My phone just gave up last week. It was bound to happen. Google updated Android and my phone didn’t like it at all. It was too much change too fast for my baby phone and it just died. It choked on the Lollipop and I became the sucker.
So I got a new phone. And it took me a full working day to get the phone, the wireless headset and all of the little stuff sorted out on this new device. And by “sorted out”, I mean “functioning to a point that I can use them” not actually fully set up or as if I know what the heck I’m doing. By the time the end of the day came around, I felt as if I’d run a marathon and I had half a head of hair lying on the floor.
It’s frustrating learning new things. And it seems these days, there are lots of new things to learn. I just read a headline on Fortune’s twitter feed about a woman who makes a million dollars on Snapchat.
What the heck is Snapchat?
These days it feels as if you have to be part computer programmer, part copy expert, part marketing guru, part sales wizard, part leadership consultant, part advertising god (etc.) just to run a small entrepreneurial business. There are so many hats to wear. There is so much technology to learn. There are so many opportunities.
Now add all the frustration of these work related stresses onto our normal life of relationships with family and friends, finances, maintaining our health and you end up with a hurricane whizzing around in your mind from all the new stuff your brain needs to process.
It’s frustrating learning new things.
#Bonus- Learning Levels
In the NLP Practitioner Certification, one of the greatest things I learned was giving myself a break via the learning levels. You see, when you begin to learn something new, you are in this state of being consciously incompetent. You know that you don’t know what the heck you are doing and it sucks. Before this, you didn’t know that you didn’t know which is called unconsciously incompetent. I didn’t know that I didn’t know about Snapchat until I saw the Fortune headline and then all of the sudden, I knew I didn’t know. I went from unconscious to conscious incompetence.
Being unconsciously incompetent is bliss. You have no idea what’s happening. It’s a complete state of unawareness. You have no idea that something is there or not there. You have no clue that there is something you need to learn.
And then it hits you. All of the sudden you are aware you need to learn something or you are about to learn something or that something is coming your way. And this is where the frustration begins. You are aware and yet you can’t really do anything about your awareness because you don’t know how to. It’s time for that learning curve to start its climb.

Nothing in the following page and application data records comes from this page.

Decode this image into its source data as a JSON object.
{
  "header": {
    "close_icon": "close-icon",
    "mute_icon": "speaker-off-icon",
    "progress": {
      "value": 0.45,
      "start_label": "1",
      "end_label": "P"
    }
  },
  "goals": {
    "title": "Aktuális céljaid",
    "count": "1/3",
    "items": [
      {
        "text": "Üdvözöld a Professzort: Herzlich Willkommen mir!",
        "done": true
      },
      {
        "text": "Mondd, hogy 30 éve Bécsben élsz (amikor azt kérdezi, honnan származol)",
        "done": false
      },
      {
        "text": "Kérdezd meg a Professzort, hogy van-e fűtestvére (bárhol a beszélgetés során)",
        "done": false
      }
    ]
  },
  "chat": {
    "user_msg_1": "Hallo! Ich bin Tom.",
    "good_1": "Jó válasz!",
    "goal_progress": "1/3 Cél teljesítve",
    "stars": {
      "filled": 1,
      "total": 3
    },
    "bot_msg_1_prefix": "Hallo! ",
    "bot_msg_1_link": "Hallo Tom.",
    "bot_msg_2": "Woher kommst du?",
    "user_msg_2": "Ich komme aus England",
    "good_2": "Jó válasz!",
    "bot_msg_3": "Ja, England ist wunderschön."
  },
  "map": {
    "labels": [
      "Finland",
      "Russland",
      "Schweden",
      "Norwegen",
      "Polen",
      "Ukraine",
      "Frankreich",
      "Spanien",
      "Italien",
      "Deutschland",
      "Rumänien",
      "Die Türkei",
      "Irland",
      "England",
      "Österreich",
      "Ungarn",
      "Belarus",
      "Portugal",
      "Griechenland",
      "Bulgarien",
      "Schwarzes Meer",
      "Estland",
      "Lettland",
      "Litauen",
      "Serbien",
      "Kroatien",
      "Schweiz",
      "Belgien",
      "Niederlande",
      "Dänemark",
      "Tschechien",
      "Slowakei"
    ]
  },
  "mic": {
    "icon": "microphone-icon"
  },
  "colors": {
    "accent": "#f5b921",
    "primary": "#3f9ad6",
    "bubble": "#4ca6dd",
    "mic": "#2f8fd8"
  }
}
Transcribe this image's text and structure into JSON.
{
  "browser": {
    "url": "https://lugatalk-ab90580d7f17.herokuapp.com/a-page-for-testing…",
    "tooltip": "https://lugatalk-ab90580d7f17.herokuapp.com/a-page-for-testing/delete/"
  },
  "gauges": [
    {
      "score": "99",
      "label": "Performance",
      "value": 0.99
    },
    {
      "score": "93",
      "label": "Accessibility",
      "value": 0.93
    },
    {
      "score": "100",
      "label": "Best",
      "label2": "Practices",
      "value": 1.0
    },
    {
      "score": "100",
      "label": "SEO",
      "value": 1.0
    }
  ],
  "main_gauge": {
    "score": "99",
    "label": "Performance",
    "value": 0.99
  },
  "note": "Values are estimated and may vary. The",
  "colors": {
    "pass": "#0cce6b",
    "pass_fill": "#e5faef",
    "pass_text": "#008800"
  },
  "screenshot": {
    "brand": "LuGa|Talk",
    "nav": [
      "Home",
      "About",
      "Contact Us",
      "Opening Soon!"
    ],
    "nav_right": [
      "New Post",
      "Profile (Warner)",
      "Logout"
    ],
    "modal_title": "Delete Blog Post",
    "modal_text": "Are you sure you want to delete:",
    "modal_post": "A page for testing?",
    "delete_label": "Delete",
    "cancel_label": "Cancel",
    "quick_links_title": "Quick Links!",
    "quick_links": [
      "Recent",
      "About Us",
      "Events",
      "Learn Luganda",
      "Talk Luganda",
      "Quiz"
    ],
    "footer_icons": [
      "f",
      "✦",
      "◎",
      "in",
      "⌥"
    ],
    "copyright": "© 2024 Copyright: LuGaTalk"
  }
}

I know it’s going to sound funny but I bought a book to teach me how to run. I knew that I didn’t actually know how to run. I didn’t know what my breath or heart-rate should be, or my strides, or my pace or my shoes. The shoes! Who knew about the shoes? I had to replace my running shoes with a pair 2 sizes bigger! And with my book and my new shoes (that I learned about in the book), I started testing what I was learning and practicing “running.” Running was a little frustrating a first. There was so much to pay attention to!

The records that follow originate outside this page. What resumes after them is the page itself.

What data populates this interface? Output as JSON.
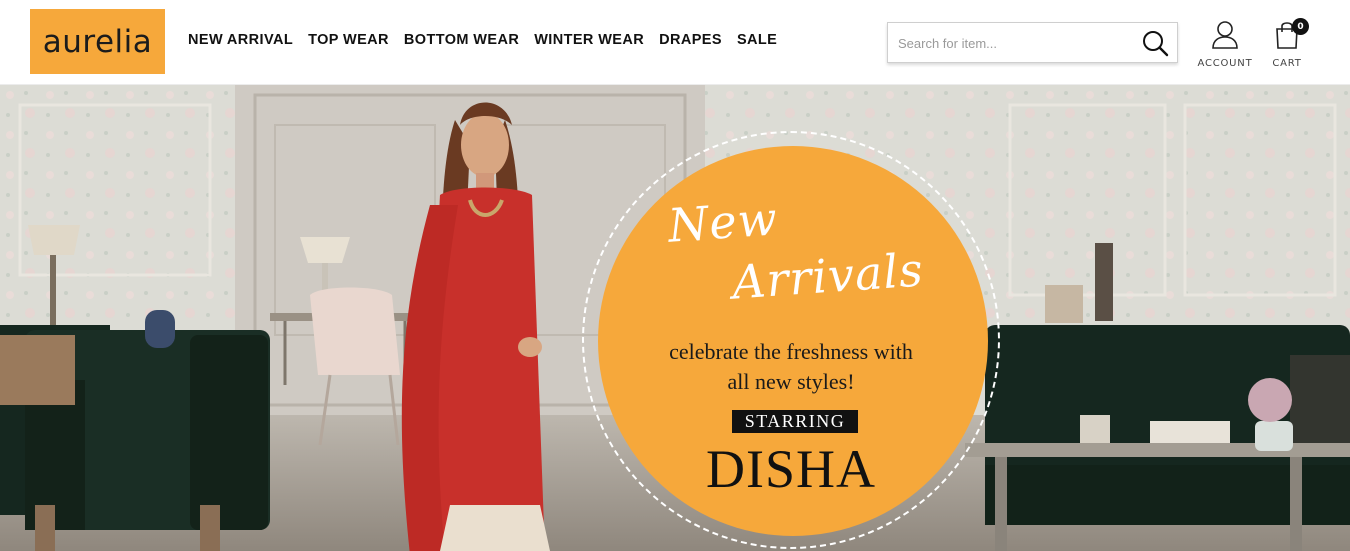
{
  "brand": {
    "logo_text": "aurelia"
  },
  "nav": {
    "items": [
      {
        "label": "NEW ARRIVAL"
      },
      {
        "label": "TOP WEAR"
      },
      {
        "label": "BOTTOM WEAR"
      },
      {
        "label": "WINTER WEAR"
      },
      {
        "label": "DRAPES"
      },
      {
        "label": "SALE"
      }
    ]
  },
  "search": {
    "placeholder": "Search for item...",
    "value": "",
    "icon": "search-icon"
  },
  "account": {
    "label": "ACCOUNT",
    "icon": "user-icon"
  },
  "cart": {
    "label": "CART",
    "count": "0",
    "icon": "shopping-bag-icon"
  },
  "hero": {
    "headline_line1": "New",
    "headline_line2": "Arrivals",
    "tagline_line1": "celebrate the freshness with",
    "tagline_line2": "all new styles!",
    "starring_label": "STARRING",
    "star_name": "DISHA"
  },
  "colors": {
    "accent": "#f6a83b",
    "text": "#111111",
    "header_bg": "#ffffff"
  }
}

After awhile, I graduated up another level to consciously competent. I could now run. I could now keep a pace for long distance and increase my distance each time I went out. I knew how to tackle hills and practiced it. I knew how to vary my running speeds and how to stretch after my runs. All of this knowledge was now becoming habit and I was consciously going through the motions of my new found knowledge. I still used my heart-rate monitor to keep track of my pace and still paid attention to my mind set and my breathing. It was all part of developing my habit of running. The frustration of being incompetent had gone and in its place was a much easier routine.
Now, years later, I am unconsciously competent at running. I don’t have to wear a heart-rate monitor to know where my rate would be. I can pretty much guess accurately by paying attention to my breath and how I feel. I don’t have to follow a set strategy nor think about my shoes size when buying a new pair of running shoes. I can run with a headset and listen to self-development programs throughout my run and everything is sort of on autopilot. This is the unconscious part. It is the “I can do it in my sleep” kind of operation. It’s natural. It’s easy. It’s a way of life.
Our minds like it when we get things to this unconscious level. It uses less brain power and leaves more for those unexpected days where Google decides to upgrade to “Sour Balls.” And then the frustration begins again…
Here are some other posts in the same series you may want to explore: Tip #1 Chunk Size, Tip #2 Submodalities , Tip #3 Metamodel, Tip #4 Presuppositions, Tip #5 Frame of Reference, Tip #6 Complex Equivalents, Tip #7 Outcomes, Tip #8 Re-program, Tip #9 Self Hypnosis, Tip #10 People Are Not Their Behaviors